Microkhan by Brendan I. Koerner

“They Shall Take Up Serpents…”

November 3rd, 2009 · 5 Comments

Yesterday’s quick mention of religious snake handling set us off on a minor research tangent. We’re accustomed to witnessing the practice via cheesy TV segments, which have always struck us as a tad too overproduced to convey the emotional appeal of grasping serpents in the name of the Lord. Fortunately, The Tubes now contain a full version of the greatest snake-handling documentary ever made: 1967’s Holy Ghost People. The clip above contains the meat of the ritual; the snakes come out around the 4:20 mark, as the infectious guitars whip into a frenzy.

Watching the clip above, we couldn’t help but recall Lawrence Wright’s insightful take on Jimmy Swaggert:

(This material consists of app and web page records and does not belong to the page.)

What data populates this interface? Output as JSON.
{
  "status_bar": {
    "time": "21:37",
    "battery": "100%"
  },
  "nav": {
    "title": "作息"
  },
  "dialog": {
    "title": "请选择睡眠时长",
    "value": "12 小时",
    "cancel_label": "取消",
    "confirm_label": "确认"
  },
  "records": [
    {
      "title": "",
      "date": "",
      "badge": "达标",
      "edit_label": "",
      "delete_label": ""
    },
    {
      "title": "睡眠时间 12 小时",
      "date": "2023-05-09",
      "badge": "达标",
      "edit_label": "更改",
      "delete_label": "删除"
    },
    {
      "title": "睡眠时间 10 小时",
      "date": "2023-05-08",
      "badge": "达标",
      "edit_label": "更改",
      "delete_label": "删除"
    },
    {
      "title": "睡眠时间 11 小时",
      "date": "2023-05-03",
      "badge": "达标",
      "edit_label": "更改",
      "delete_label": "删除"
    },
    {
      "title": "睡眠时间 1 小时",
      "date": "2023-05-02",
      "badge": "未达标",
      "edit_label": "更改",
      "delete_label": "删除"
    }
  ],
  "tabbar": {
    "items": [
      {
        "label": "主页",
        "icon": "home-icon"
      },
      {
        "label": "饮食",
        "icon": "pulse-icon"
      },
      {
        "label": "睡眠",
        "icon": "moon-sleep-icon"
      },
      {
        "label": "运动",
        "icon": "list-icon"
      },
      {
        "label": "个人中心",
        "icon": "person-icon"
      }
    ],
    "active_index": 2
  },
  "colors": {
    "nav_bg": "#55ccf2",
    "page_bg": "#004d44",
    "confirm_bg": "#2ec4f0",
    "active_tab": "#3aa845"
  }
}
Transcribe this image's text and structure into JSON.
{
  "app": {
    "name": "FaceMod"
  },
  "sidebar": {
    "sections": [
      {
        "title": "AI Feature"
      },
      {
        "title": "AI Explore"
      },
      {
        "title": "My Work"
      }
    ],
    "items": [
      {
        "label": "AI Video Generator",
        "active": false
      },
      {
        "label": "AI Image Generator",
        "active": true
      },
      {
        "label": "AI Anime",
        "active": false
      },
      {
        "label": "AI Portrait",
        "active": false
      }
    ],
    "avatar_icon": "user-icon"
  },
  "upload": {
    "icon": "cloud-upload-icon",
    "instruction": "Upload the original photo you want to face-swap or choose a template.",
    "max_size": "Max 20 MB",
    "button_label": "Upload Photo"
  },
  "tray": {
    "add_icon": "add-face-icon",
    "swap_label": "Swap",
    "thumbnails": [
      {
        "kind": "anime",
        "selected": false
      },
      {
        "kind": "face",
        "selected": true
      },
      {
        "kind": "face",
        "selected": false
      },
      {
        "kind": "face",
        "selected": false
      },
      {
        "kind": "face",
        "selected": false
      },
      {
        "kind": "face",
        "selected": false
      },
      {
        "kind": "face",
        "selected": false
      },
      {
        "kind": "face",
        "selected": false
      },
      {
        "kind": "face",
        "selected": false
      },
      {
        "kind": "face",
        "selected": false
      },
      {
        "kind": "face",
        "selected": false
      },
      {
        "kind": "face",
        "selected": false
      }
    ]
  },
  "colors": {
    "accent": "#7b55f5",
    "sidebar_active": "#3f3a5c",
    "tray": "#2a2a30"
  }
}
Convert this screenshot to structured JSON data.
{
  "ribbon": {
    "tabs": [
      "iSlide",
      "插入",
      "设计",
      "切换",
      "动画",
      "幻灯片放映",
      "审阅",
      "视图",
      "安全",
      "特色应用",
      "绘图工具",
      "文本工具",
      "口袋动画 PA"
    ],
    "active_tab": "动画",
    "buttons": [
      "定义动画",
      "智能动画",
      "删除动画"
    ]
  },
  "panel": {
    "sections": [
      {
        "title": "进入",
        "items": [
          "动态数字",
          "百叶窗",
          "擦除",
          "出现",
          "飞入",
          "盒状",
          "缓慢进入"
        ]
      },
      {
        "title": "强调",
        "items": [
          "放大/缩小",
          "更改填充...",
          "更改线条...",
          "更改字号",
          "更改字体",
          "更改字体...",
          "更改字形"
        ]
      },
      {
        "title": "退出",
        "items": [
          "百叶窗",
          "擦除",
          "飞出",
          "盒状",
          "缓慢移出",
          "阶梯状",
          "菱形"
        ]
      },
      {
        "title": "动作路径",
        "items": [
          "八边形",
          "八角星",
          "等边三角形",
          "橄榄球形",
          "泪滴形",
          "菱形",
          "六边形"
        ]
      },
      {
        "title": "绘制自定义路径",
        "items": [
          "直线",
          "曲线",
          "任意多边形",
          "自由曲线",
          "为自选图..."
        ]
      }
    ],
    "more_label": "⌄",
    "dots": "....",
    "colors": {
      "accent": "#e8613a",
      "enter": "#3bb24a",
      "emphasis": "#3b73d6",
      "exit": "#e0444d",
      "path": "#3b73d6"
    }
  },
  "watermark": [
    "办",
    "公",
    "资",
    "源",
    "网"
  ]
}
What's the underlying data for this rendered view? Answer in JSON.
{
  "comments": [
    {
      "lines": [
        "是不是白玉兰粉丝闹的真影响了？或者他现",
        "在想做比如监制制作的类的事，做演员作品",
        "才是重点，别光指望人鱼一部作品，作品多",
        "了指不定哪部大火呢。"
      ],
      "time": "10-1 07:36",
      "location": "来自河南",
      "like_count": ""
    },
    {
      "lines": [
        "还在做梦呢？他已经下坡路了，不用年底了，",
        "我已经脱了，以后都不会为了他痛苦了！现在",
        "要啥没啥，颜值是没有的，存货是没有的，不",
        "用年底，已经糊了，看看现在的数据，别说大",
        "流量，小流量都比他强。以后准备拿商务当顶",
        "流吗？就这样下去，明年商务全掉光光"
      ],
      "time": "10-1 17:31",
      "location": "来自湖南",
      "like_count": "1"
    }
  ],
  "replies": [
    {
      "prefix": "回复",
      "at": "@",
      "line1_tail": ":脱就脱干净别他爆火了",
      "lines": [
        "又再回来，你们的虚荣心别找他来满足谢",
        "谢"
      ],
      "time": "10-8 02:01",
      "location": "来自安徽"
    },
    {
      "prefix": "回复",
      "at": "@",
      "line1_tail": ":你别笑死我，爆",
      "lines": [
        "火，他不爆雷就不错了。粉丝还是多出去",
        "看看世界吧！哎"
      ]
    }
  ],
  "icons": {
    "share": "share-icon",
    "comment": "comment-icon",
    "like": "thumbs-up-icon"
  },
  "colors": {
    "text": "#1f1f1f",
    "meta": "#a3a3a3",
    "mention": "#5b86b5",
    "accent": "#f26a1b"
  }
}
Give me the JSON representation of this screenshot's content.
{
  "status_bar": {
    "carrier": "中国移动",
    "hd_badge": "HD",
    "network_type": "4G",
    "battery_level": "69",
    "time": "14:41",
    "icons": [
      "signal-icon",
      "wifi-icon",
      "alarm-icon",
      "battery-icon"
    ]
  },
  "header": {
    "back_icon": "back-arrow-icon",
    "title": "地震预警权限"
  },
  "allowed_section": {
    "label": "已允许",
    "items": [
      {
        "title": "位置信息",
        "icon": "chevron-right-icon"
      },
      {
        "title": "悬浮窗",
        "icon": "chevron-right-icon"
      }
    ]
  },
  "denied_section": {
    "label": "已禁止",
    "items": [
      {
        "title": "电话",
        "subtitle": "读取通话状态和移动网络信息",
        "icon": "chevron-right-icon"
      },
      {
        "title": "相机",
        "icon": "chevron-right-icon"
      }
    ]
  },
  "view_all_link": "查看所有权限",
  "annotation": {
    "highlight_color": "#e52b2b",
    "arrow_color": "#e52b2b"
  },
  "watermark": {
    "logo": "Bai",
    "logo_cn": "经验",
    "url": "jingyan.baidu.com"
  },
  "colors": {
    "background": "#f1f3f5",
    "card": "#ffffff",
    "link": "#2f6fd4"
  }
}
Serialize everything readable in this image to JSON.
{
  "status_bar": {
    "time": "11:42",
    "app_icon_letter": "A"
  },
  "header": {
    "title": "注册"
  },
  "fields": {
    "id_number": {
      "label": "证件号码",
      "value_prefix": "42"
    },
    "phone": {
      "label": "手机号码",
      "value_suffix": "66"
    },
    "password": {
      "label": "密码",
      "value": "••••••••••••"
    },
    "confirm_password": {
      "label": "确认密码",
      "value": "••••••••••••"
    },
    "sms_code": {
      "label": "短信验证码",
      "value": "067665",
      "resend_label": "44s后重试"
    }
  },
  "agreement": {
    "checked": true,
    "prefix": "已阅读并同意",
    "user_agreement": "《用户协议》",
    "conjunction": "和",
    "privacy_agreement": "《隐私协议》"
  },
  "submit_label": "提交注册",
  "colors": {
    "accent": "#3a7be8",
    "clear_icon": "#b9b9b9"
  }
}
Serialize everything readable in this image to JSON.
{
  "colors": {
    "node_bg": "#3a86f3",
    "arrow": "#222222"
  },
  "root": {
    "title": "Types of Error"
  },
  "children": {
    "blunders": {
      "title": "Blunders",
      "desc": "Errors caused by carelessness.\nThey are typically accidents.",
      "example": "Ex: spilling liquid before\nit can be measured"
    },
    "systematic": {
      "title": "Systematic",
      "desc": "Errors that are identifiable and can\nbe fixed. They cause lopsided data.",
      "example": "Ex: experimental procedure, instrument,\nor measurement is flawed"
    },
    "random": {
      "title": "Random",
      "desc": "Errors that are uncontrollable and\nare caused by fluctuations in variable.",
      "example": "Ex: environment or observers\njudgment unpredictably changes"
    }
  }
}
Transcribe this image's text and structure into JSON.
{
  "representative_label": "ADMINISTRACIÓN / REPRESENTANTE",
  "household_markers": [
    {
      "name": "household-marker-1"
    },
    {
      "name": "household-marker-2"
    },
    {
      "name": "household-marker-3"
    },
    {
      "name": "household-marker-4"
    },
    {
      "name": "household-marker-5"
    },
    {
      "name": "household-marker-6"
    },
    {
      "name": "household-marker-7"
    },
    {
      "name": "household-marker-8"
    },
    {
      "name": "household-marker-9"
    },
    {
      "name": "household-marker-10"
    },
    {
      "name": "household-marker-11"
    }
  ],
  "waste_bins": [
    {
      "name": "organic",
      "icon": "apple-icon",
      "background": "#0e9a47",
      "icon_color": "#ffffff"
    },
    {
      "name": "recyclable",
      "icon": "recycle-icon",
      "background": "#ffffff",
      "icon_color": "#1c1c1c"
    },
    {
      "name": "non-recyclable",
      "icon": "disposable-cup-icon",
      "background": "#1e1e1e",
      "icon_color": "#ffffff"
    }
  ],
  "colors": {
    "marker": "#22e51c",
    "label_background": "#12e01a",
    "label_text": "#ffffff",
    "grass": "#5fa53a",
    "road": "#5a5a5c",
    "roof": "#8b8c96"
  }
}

I felt an unhappy kinship with this man. I could sense the raw and sometimes dangerous expansiveness of the human spirit. His was not a religion I could believe in—but then mere belief was not what he was after: it was surrender, total abject surrender of the spirit. And of course part of me longed for exactly that, the ecstatic abandonment of my own busy, judgmental, ironic mentality.

For those with a yen to learn more, an invaluable snake-handling bibliography is available here.


Tags: ······

5 Comments so far ↓

  • Gramsci

    This is where the Stephen Jay Gould fact/value dichotomy between science and religion really breaks down. For many, faith tests facts. And curse you, MK, now I’ve got to find out the name of that western North Carolina snake handling leader in the 80’s who died from a bite. Wayne something or other, I want to say.

  • scottstev

    I remember an article (in the WashPost Magazine) about a secular journalist who went to Snake-Handling country for a story and ended up joining the church he was writing about. I don’t remember his motivations for joining, but I can’t imagine it was a literal belief in the theology. But stranger things have happened.

  • Brendan I. Koerner

    @Gramsci: Thinking of this guy? Charles Prince was his name, and he could’ve lived if he’d accepted medical treatment:


    @scottstev: I have to say, I can see the appeal. I got a lump in my throat while watching the clip above. There is something alluring about the sheer ecstasy of this brand of worship. Of course, it’s all fun and games until you get bitten…

  • Gramsci

    Bravo, I believe it was indeed Charles Prince.

    Obeyesekere’s “Medusa’s Hair” is a brilliant study of Hindu and Buddhist snake symbolism, and once you think about all the Freudian issues wrapped caduceus-like around the meaning of snakes, I think it’s safe to say the snake-handlers are not just doing this because of the Bible.

  • scottstev

    @ Gramsci – I would postulate that you are correct. I think in such a small reputation-based community such as small-town Appalachia, there are few ways to get ecstatic without damaging your family honor. By going crazy in church, you can thread that needle.

    Until I read the article, I couldn’t see why the practice should be banned. But seeing how the sheriff was bitten, I can understand that a community won’t want to put itself in danger if folks get in over their heads.